Thank you for coming in to talk about this.
MIASEK: Thank you.
THOMSON: So, this is not what people want to hear. Because in the aftermath of that accident we saw the federal government saying we're going to tighten these regulations, we're going to develop better emergency responses, assistance programs, but we're going to try to make it safer on the rails. The data is showing there has been more accidents than there had been even in the previous year since those new regulations were put in place.

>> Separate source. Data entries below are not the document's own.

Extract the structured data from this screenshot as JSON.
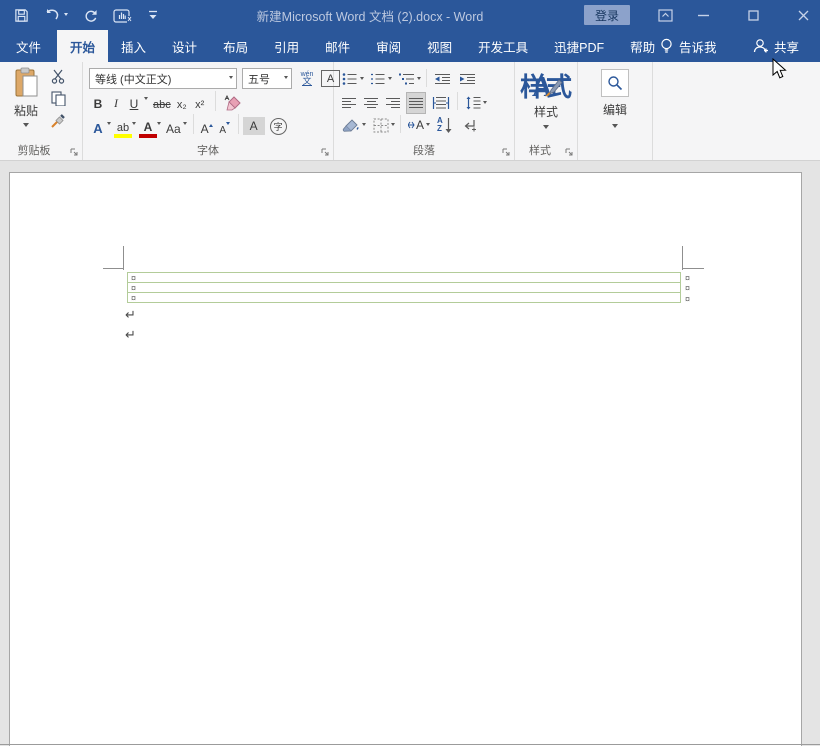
{
  "titlebar": {
    "title": "新建Microsoft Word 文档 (2).docx  -  Word",
    "signin": "登录"
  },
  "tabs": {
    "file": "文件",
    "items": [
      "开始",
      "插入",
      "设计",
      "布局",
      "引用",
      "邮件",
      "审阅",
      "视图",
      "开发工具",
      "迅捷PDF",
      "帮助"
    ],
    "tellme": "告诉我",
    "share": "共享"
  },
  "ribbon": {
    "clipboard": {
      "label": "剪贴板",
      "paste": "粘贴"
    },
    "font": {
      "label": "字体",
      "name": "等线 (中文正文)",
      "size": "五号",
      "bold": "B",
      "italic": "I",
      "underline": "U",
      "strikethrough": "abc",
      "subscript": "x₂",
      "superscript": "x²",
      "text_effects": "A",
      "highlight": "ab",
      "font_color": "A",
      "change_case": "Aa",
      "grow": "A",
      "shrink": "A",
      "char_shading": "A",
      "enclose": "字",
      "phonetic_top": "wén",
      "phonetic_bottom": "文",
      "char_border": "A"
    },
    "paragraph": {
      "label": "段落",
      "sort_a": "A",
      "sort_z": "Z",
      "asian": "A"
    },
    "styles": {
      "label": "样式",
      "button": "样式"
    },
    "editing": {
      "button": "编辑"
    }
  },
  "document": {
    "cell_marker": "¤",
    "paragraph_mark": "↵",
    "table_rows": 3
  },
  "colors": {
    "accent": "#2b579a",
    "table_border": "#b3cc99",
    "highlight_yellow": "#ffff00",
    "font_color_red": "#c00000"
  }
}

MIASEK: Yes, that's true, Bev. I think the data needs a little more analysis than we've seen to date. My suspicion is that rail movements are up, certainly of dangerous goods. We keep hearing about all the extra crude that the US is producing that was being shipped to our refineries. So, it's possible if you normalize the dangerous-goods incidents by the number of rail movements, that the trend really isn't up. It's certainly not a good sign. In our mind, it points to one of the significant issues we have in our Canadian rail system.
And the point I wanted to make is that most of these incidents, about 80 percent of them, are on the non-main lines. It's the secondary lines that form a big part of our network. And these are the ones that we're concerned that the railways have not been adequately maintaining many of these.
THOMSON: So, the maintenance budgets. I mean, they go after the main lines first.
THOMSON: And then they get to the non-main lines which I guess the money isn't there to the same degree.
MIASEK: The rail industry has been having a lot of challenges competing with the trucking industry. In our view, trucking is being subsidized by being able to run on public highways. They do pay extra licence fees but not enough to cover the cost of maintenance, etc. The rail industry has to pay for the full maintenance of their infrastructure. And it's been a challenge against trucking.
So, as there's not enough cash in the system they've been cutting back. They've either been abandoning the branch lines or they have been cutting back on the maintenance of them. There's a lot of go-slow orders on these branch lines. All of which leads to a higher incidence of accidents, which I think the data may well show.
It does require more analysis, though. It's noteworthy 80 percent of these incidents that occurred in this analysis are on the non-main lines.
THOMSON: What about the kinds of things that they put in place, they implemented after Megantic? Like, you won't be able to have one crew person operating a train that has dangerous goods on it. The retrofit of some of the cars that were being used to transport this crude. What about those implementations? In your opinion, has it helped?
MIASEK: Yes, it's helped. But those are only small steps to what we think is a lot more work that needs to be done.
Our rail industry in Canada, which was our national dream, part of the formation of our country back in the 1800s, is in trouble. In addition to the safety issues that we have been talking about and the problems with the branch lines or the secondary lines I was talking about, we've obviously got a capacity issue in our system. The rail companies don't have the surge capacity to pick up extra volumes of grain that we're generating the last year in Western Canada.
And then the fourth issue we have in our rail system is just the downsizing of the passenger side of things. Via Rail Canada has been forced to downsize. These are in our opinion all a symptom of a lack of money in the system due to the inability to compete with subsidized trucking.
Now, our American colleagues faced the same dilemma in the 1970s. They were having safety issues. Their passenger rail was in deep trouble. They could meet capacity --
THOMSON: And part of that was their budget as well.
MIASEK: Yes, absolutely. So, they formed what are called public-private partnerships where the federal government, the state governments and the railways formed a partnership and jointly invested in improving the rail system. Canada hasn't taken that step yet, but we strongly think that's needed.
THOMSON: How vulnerable do you think the rail system is in Canada at this point?
MIASEK: I think it's very vulnerable. Because of the secondary-line shutdowns -- the best example in Toronto, where I live, all shipments from Eastern Canada to Western Canada, or the other way around, go right through the central part of Toronto, past two nuclear plants. The branch lines, the secondary lines, have all been shut down. So, the crude oil that's moving from North Dakota to Brunswick, or wherever, comes right through Toronto. It's a very vulnerable situation.
As I say, we're going through Canada's largest metropolis, past two nuclear plants, past all sorts of other high-risk operations. One incident, and our whole rail system will be shut down. We need more money in the system to build redundancy.
THOMSON: Certainly federally there's been an effort taken to make these measures better. But also a promise to make sure that these things don't happen again in the future. Do you see anything within the words of either the federal transport minister or Transport Canada that more money will be put into these systems?
MIASEK: They're not at that stage yet. But I am encouraged by one fact. The transport minister, Lisa Raitt, has recently announced a re-examination of the Canada Transportation Act one year ahead of schedule, which is in our mind a good sign.
MIASEK: There's an eminent panel of Canadians being tasked to look at this. And I'm sure this question will come up. Certainly our group intends to make submissions to this panel along these lines.
THOMSON: Okay. Peter Miasek, thank you so much for coming in to speak with us.
MIASEK: My pleasure, Bev. Thank you.